# AIM OF THE EXERCISE
Every entry is to be printed again precisely as given.
################
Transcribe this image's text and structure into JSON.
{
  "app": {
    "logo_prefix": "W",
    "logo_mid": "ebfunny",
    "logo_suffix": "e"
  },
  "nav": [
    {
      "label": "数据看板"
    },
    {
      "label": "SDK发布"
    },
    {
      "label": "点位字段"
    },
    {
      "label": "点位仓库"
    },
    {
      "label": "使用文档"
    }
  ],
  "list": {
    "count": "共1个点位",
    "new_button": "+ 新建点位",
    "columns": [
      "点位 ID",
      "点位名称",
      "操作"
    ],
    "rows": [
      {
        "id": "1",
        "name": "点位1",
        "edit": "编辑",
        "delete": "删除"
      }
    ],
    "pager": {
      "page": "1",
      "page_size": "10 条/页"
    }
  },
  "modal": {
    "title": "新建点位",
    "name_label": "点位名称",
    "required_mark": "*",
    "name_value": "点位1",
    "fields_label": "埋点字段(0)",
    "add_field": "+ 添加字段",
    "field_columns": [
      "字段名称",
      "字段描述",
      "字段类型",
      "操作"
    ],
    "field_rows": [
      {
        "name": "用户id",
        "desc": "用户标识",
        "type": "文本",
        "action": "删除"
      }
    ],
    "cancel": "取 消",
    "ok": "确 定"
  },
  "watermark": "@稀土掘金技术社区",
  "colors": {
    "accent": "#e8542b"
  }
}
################
# RESULT OF THE TASK
Transcribe this image's text and structure into JSON.
{
  "app": {
    "logo_prefix": "W",
    "logo_mid": "ebfunny",
    "logo_suffix": "e"
  },
  "nav": [
    {
      "label": "数据看板"
    },
    {
      "label": "SDK发布"
    },
    {
      "label": "点位字段"
    },
    {
      "label": "点位仓库"
    },
    {
      "label": "使用文档"
    }
  ],
  "list": {
    "count": "共1个点位",
    "new_button": "+ 新建点位",
    "columns": [
      "点位 ID",
      "点位名称",
      "操作"
    ],
    "rows": [
      {
        "id": "1",
        "name": "点位1",
        "edit": "编辑",
        "delete": "删除"
      }
    ],
    "pager": {
      "page": "1",
      "page_size": "10 条/页"
    }
  },
  "modal": {
    "title": "新建点位",
    "name_label": "点位名称",
    "required_mark": "*",
    "name_value": "点位1",
    "fields_label": "埋点字段(0)",
    "add_field": "+ 添加字段",
    "field_columns": [
      "字段名称",
      "字段描述",
      "字段类型",
      "操作"
    ],
    "field_rows": [
      {
        "name": "用户id",
        "desc": "用户标识",
        "type": "文本",
        "action": "删除"
      }
    ],
    "cancel": "取 消",
    "ok": "确 定"
  },
  "watermark": "@稀土掘金技术社区",
  "colors": {
    "accent": "#e8542b"
  }
}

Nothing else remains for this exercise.